**PROBLEM REQUIREMENTS**
Wherever "Primos" shows up in the records below, copy the whole line.

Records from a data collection
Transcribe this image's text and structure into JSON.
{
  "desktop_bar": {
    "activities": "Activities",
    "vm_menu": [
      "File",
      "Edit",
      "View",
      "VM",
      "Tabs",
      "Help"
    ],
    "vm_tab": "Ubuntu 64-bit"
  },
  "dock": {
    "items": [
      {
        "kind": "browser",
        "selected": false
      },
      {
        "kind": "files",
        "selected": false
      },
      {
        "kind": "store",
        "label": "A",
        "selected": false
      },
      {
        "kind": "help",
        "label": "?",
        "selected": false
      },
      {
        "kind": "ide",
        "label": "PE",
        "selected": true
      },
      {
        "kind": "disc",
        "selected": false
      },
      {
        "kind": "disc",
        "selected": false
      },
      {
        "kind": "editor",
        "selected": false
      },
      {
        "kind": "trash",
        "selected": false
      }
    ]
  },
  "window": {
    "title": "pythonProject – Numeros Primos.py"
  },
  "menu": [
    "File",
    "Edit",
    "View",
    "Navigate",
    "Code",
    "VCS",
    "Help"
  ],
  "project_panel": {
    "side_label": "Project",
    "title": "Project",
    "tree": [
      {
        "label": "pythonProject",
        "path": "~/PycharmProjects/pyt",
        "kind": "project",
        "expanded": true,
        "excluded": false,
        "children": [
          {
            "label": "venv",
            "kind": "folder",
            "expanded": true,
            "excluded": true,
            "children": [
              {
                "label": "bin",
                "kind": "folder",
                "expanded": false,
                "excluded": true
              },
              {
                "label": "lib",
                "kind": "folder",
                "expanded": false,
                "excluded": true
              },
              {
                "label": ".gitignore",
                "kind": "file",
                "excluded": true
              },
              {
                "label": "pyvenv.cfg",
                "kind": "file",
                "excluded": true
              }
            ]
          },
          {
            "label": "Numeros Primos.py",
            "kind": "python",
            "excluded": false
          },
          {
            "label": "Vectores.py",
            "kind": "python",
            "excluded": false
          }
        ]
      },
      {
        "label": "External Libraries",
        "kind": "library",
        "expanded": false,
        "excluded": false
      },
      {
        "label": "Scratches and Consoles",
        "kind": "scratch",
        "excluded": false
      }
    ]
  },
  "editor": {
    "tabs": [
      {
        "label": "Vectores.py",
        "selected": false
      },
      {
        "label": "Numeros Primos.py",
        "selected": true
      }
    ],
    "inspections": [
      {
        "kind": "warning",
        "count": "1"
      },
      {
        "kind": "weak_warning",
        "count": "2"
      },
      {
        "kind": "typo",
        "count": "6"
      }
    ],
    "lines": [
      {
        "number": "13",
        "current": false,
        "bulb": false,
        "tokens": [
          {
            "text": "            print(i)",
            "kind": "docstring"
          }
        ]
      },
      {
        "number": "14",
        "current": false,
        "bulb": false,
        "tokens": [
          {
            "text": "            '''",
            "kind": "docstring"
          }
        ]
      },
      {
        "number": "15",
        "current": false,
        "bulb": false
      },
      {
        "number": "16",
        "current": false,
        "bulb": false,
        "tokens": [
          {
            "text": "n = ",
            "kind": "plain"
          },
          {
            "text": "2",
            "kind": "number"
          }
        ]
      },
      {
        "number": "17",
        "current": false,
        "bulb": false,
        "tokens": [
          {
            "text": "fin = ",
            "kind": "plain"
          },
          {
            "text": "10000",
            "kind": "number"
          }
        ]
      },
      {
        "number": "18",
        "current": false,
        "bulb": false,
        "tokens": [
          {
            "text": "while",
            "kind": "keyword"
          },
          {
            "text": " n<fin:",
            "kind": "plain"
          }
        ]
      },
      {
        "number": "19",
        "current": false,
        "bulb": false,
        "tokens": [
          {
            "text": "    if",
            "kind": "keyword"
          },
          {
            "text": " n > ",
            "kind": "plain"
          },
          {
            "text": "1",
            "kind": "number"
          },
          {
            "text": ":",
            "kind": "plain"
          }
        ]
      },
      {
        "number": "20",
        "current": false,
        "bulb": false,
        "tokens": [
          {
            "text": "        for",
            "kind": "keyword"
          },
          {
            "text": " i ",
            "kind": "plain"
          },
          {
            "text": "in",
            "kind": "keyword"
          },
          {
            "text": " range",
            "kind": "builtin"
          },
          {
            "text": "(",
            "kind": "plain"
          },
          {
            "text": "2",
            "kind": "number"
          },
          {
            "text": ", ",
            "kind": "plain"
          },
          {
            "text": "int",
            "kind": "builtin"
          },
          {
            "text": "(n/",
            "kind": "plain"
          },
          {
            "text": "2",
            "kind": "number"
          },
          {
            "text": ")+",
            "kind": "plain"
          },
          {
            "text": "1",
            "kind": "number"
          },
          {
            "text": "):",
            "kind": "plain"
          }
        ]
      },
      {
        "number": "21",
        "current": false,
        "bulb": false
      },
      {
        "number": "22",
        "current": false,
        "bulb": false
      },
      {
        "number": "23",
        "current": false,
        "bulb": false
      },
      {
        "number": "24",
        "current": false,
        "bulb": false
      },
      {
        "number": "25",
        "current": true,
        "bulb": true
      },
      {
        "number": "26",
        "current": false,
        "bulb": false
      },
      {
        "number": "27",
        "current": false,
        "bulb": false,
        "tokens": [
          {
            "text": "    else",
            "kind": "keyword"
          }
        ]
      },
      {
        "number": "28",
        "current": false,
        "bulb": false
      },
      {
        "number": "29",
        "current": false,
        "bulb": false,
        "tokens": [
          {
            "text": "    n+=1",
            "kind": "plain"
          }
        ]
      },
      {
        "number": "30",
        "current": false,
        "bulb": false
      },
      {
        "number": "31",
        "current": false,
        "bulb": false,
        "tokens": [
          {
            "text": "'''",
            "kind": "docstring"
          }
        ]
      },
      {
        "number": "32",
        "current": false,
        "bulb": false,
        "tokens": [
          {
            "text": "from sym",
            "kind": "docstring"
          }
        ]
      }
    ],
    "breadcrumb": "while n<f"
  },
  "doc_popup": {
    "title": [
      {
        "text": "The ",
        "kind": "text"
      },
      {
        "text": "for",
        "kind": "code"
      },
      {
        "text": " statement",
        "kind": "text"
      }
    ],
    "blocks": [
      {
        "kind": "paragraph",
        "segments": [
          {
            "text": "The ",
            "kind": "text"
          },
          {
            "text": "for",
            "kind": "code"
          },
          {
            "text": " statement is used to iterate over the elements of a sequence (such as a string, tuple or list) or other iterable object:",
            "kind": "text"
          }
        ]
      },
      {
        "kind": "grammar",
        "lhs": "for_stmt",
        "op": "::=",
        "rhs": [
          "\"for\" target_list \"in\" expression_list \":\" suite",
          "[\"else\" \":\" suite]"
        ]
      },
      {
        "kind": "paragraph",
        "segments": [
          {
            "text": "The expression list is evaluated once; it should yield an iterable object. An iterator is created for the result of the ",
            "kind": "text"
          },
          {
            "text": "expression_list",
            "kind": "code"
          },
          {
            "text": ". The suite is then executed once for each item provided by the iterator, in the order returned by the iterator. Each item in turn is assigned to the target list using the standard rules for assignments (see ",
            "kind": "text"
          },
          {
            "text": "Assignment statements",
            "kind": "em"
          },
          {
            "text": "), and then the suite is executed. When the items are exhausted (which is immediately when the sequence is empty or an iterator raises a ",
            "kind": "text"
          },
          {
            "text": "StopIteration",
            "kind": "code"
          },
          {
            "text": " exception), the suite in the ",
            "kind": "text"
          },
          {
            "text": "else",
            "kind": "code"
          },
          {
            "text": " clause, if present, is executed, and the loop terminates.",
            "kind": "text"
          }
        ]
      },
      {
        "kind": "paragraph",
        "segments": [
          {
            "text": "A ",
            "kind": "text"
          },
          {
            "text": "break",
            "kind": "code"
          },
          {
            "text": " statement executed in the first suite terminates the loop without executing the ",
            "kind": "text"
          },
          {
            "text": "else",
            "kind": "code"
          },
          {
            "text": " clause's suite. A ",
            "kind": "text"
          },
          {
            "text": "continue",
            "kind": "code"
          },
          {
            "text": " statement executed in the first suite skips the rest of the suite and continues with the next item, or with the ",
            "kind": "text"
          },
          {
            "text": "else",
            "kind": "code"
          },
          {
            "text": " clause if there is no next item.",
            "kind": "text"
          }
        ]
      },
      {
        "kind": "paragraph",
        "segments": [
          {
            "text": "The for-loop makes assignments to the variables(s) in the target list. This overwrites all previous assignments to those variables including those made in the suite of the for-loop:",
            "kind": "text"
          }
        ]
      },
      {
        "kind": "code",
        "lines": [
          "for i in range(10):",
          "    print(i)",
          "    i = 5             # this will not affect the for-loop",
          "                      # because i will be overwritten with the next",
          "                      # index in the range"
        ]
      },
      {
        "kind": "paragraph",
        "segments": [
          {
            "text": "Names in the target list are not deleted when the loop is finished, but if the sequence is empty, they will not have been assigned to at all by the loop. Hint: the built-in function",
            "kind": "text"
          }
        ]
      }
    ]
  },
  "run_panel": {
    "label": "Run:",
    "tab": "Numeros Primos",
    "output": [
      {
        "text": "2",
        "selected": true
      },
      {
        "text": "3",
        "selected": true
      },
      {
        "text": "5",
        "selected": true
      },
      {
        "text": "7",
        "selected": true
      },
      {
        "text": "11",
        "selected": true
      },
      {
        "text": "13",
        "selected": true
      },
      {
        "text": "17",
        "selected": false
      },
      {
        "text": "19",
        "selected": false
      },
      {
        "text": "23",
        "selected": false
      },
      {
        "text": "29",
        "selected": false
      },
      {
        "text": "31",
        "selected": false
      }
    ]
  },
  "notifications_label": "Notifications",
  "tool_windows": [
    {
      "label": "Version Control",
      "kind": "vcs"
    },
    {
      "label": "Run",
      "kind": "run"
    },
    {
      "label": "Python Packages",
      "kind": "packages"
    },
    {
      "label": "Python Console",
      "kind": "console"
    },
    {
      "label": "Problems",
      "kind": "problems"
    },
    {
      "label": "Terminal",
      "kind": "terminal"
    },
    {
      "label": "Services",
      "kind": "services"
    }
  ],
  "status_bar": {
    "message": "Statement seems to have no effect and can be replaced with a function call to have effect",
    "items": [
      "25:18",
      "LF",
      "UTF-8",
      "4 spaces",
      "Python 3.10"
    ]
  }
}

**WRITTEN SOLUTION**
    "title": "pythonProject – Numeros Primos.py"
            "label": "Numeros Primos.py",
        "label": "Numeros Primos.py",
    "tab": "Numeros Primos",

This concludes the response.